Reflections from my Internship with PCAU
By Ethan Harned
This summer, I completed a field internship through Global Partners in Care (GPIC) with the Hospice Foundation and the Palliative Care Association of Uganda (PCAU). I worked closely with PCAU to complete a project on how best to advocate and improve access to palliative care services for three vulnerable populations: children, older persons and persons living with disabilities. As a Hesburgh-Yusko Scholar and pre-medical student at the University of Notre Dame, my academic career focuses on working in the healthcare industry from a social justice perspective. This project gave me a chance to put this into practice.
Throughout the summer, I had amazing opportunities such as meeting with officials from the Ministry of Health and attending PCAU’s annual general meeting for their members. I spent time with several organizations with whom PCAU is working to ensure access to palliative care for all in Uganda. I also spent two weeks completing clinical observations in children’s palliative care at a government hospital in western Uganda. I worked with a hostel for pediatric cancer patients in Mbarara that works closely with the cancer center there. I met with multiple civil society organizations such as Light for the World, the Geriatric Respite Care Foundation of Uganda and the Uganda National Association of the Deaf to learn about their work to support persons living with disabilities and older persons. All these experiences gave me incredible insight into the work of PCAU and its collaborators.
From a personal perspective, my time in Uganda provided me with many opportunities for growth. I learned very quickly about the importance of being together in Uganda. One of the most powerful experiences I had was being invited into the home of a pediatric cancer patient and learning about her family’s story over a cup of tea. During interactions such as these, it was as if time stopped, and the only thing that mattered was being together in the present moment.

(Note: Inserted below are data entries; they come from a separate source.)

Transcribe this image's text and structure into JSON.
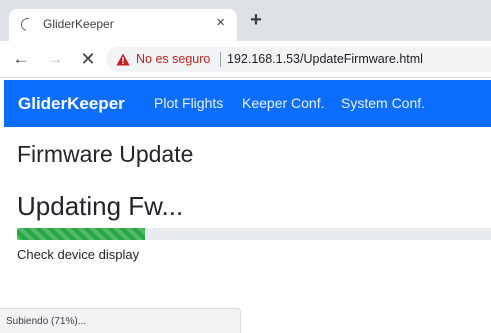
{
  "browser": {
    "tab": {
      "title": "GliderKeeper",
      "close_glyph": "×"
    },
    "new_tab_glyph": "+",
    "toolbar": {
      "back_glyph": "←",
      "forward_glyph": "→",
      "stop_glyph": "✕",
      "security_label": "No es seguro",
      "url": "192.168.1.53/UpdateFirmware.html",
      "warning_color": "#c5221f"
    },
    "status_text": "Subiendo (71%)..."
  },
  "site": {
    "brand": "GliderKeeper",
    "nav_links": [
      "Plot Flights",
      "Keeper Conf.",
      "System Conf."
    ],
    "navbar_color": "#0d6efd"
  },
  "content": {
    "page_title": "Firmware Update",
    "status_heading": "Updating Fw...",
    "progress_fraction": 0.27,
    "progress_color": "#28a745",
    "hint": "Check device display"
  },
  "icons": {
    "tab_loading": "loading-spinner-icon",
    "security": "warning-triangle-icon"
  }
}
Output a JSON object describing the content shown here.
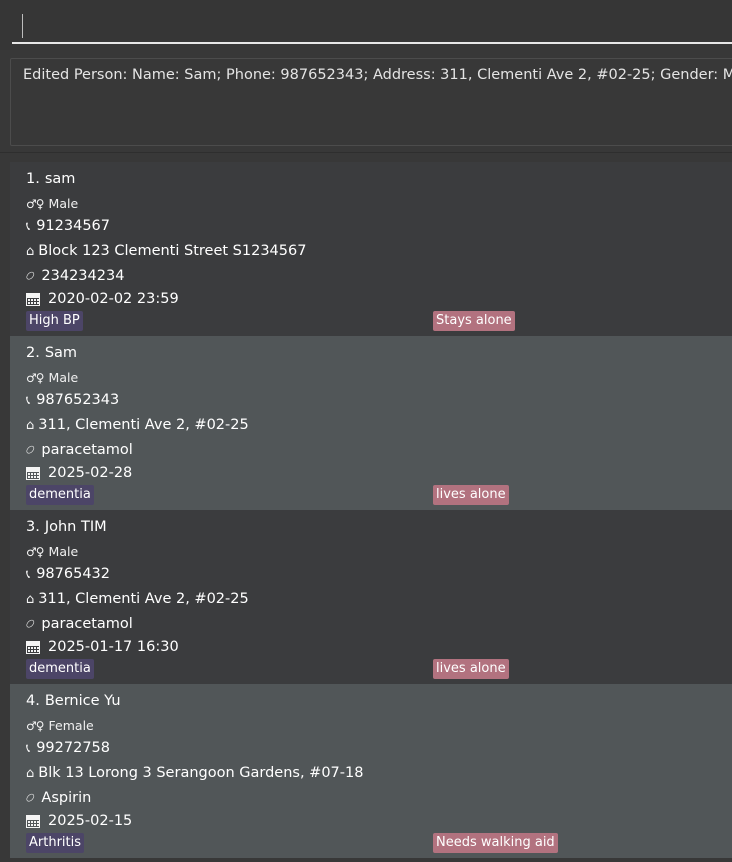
{
  "command": {
    "value": ""
  },
  "result": {
    "text": "Edited Person: Name: Sam; Phone: 987652343; Address: 311, Clementi Ave 2, #02-25; Gender: Male"
  },
  "persons": [
    {
      "index": "1.",
      "name": "sam",
      "gender": "Male",
      "phone": "91234567",
      "address": "Block 123 Clementi Street S1234567",
      "medication": "234234234",
      "appointment": "2020-02-02 23:59",
      "condition_tag": "High BP",
      "living_tag": "Stays alone"
    },
    {
      "index": "2.",
      "name": "Sam",
      "gender": "Male",
      "phone": "987652343",
      "address": "311, Clementi Ave 2, #02-25",
      "medication": "paracetamol",
      "appointment": "2025-02-28",
      "condition_tag": "dementia",
      "living_tag": "lives alone"
    },
    {
      "index": "3.",
      "name": "John TIM",
      "gender": "Male",
      "phone": "98765432",
      "address": "311, Clementi Ave 2, #02-25",
      "medication": "paracetamol",
      "appointment": "2025-01-17 16:30",
      "condition_tag": "dementia",
      "living_tag": "lives alone"
    },
    {
      "index": "4.",
      "name": "Bernice Yu",
      "gender": "Female",
      "phone": "99272758",
      "address": "Blk 13 Lorong 3 Serangoon Gardens, #07-18",
      "medication": "Aspirin",
      "appointment": "2025-02-15",
      "condition_tag": "Arthritis",
      "living_tag": "Needs walking aid"
    }
  ],
  "icons": {
    "gender": "gender-icon",
    "phone": "phone-icon",
    "address": "home-icon",
    "medication": "pill-icon",
    "appointment": "calendar-icon"
  },
  "colors": {
    "background": "#383838",
    "card_odd": "#3b3c3e",
    "card_even": "#515658",
    "condition_tag": "#4c4567",
    "living_tag": "#b2727f"
  }
}
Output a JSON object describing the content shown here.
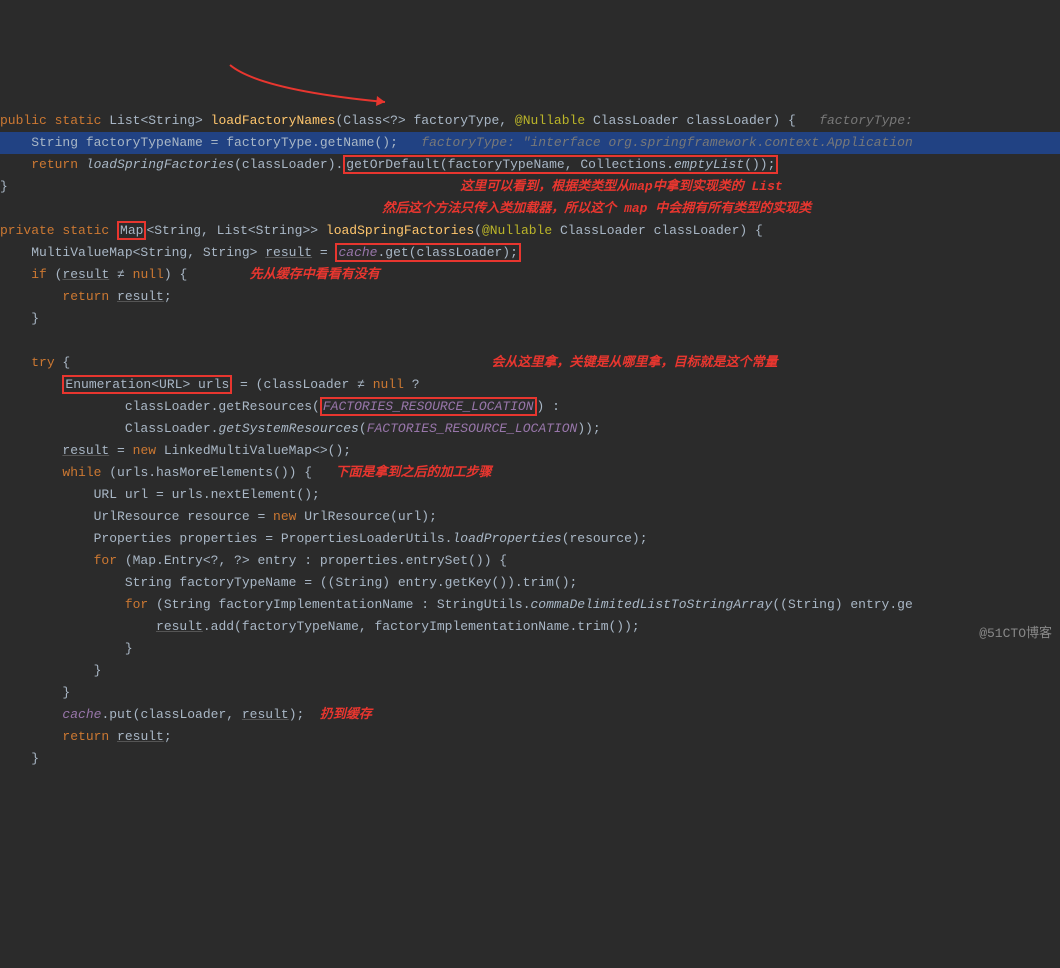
{
  "code": {
    "l1_public": "public",
    "l1_static": "static",
    "l1_type": " List<String> ",
    "l1_method": "loadFactoryNames",
    "l1_sig": "(Class<?> factoryType, ",
    "l1_anno": "@Nullable",
    "l1_sig2": " ClassLoader classLoader) {   ",
    "l1_hint": "factoryType:",
    "l2_a": "    String factoryTypeName = factoryType.getName();   ",
    "l2_hint": "factoryType: \"interface org.springframework.context.Application",
    "l3_a": "    ",
    "l3_return": "return",
    "l3_b": " ",
    "l3_call": "loadSpringFactories",
    "l3_c": "(classLoader).",
    "l3_box": "getOrDefault(factoryTypeName, Collections.",
    "l3_empty": "emptyList",
    "l3_end": "());",
    "l4": "}",
    "ann1": "这里可以看到，根据类类型从map中拿到实现类的 List",
    "ann2": "然后这个方法只传入类加载器，所以这个 map 中会拥有所有类型的实现类",
    "l6_private": "private",
    "l6_static": "static",
    "l6_sp": " ",
    "l6_map": "Map",
    "l6_gen": "<String, List<String>> ",
    "l6_method": "loadSpringFactories",
    "l6_sig": "(",
    "l6_anno": "@Nullable",
    "l6_sig2": " ClassLoader classLoader) {",
    "l7_a": "    MultiValueMap<String, String> ",
    "l7_result": "result",
    "l7_b": " = ",
    "l7_cache": "cache",
    "l7_get": ".get(classLoader);",
    "ann3": "先从缓存中看看有没有",
    "l8_a": "    ",
    "l8_if": "if",
    "l8_b": " (",
    "l8_result": "result",
    "l8_ne": " ≠ ",
    "l8_null": "null",
    "l8_c": ") {",
    "l9_a": "        ",
    "l9_return": "return",
    "l9_b": " ",
    "l9_result": "result",
    "l9_c": ";",
    "l10": "    }",
    "l12_a": "    ",
    "l12_try": "try",
    "l12_b": " {",
    "ann4": "会从这里拿，关键是从哪里拿，目标就是这个常量",
    "l13_a": "        ",
    "l13_box": "Enumeration<URL> urls",
    "l13_b": " = (classLoader ≠ ",
    "l13_null": "null",
    "l13_c": " ?",
    "l14_a": "                classLoader.getResources(",
    "l14_fac": "FACTORIES_RESOURCE_LOCATION",
    "l14_b": ") :",
    "l15_a": "                ClassLoader.",
    "l15_m": "getSystemResources",
    "l15_b": "(",
    "l15_fac": "FACTORIES_RESOURCE_LOCATION",
    "l15_c": "));",
    "l16_a": "        ",
    "l16_result": "result",
    "l16_b": " = ",
    "l16_new": "new",
    "l16_c": " LinkedMultiValueMap<>();",
    "l17_a": "        ",
    "l17_while": "while",
    "l17_b": " (urls.hasMoreElements()) {",
    "ann5": "下面是拿到之后的加工步骤",
    "l18": "            URL url = urls.nextElement();",
    "l19_a": "            UrlResource resource = ",
    "l19_new": "new",
    "l19_b": " UrlResource(url);",
    "l20_a": "            Properties properties = PropertiesLoaderUtils.",
    "l20_m": "loadProperties",
    "l20_b": "(resource);",
    "l21_a": "            ",
    "l21_for": "for",
    "l21_b": " (Map.Entry<?, ?> entry : properties.entrySet()) {",
    "l22": "                String factoryTypeName = ((String) entry.getKey()).trim();",
    "l23_a": "                ",
    "l23_for": "for",
    "l23_b": " (String factoryImplementationName : StringUtils.",
    "l23_m": "commaDelimitedListToStringArray",
    "l23_c": "((String) entry.ge",
    "l24_a": "                    ",
    "l24_result": "result",
    "l24_b": ".add(factoryTypeName, factoryImplementationName.trim());",
    "l25": "                }",
    "l26": "            }",
    "l27": "        }",
    "l28_a": "        ",
    "l28_cache": "cache",
    "l28_b": ".put(classLoader, ",
    "l28_result": "result",
    "l28_c": ");  ",
    "ann6": "扔到缓存",
    "l29_a": "        ",
    "l29_return": "return",
    "l29_b": " ",
    "l29_result": "result",
    "l29_c": ";",
    "l30": "    }"
  },
  "watermark": "@51CTO博客"
}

During my time working for PCAU, I was fortunate enough to have a lot of time for reflection. I thought deeply about what I would like out of my career as a physician. While I am unsure what type of physician I would like to be, my colleagues in Uganda taught me so much about the approach I want to take to medicine. From my very first day in Uganda, I was treated as a member of the family, and I saw this in the way healthcare providers treated their patients. That will always have an impact on me, and it has forever evolved the way I see providers as being able to care for their patients.
Moving forward, I will continue to be inspired by my colleagues in Uganda for their generosity. I am eager to see how the work I did this summer will support PCAU in the future as they increase access to palliative care services for all in Uganda. I am excited to see how the lessons I learned in Uganda will continue to shape my career. Now that I am back in the US, I am beyond blessed to have the opportunity to continue furthering the work of global palliative care as an office intern with GPIC this next year and share my experience with my peers and colleagues at the University of Notre Dame.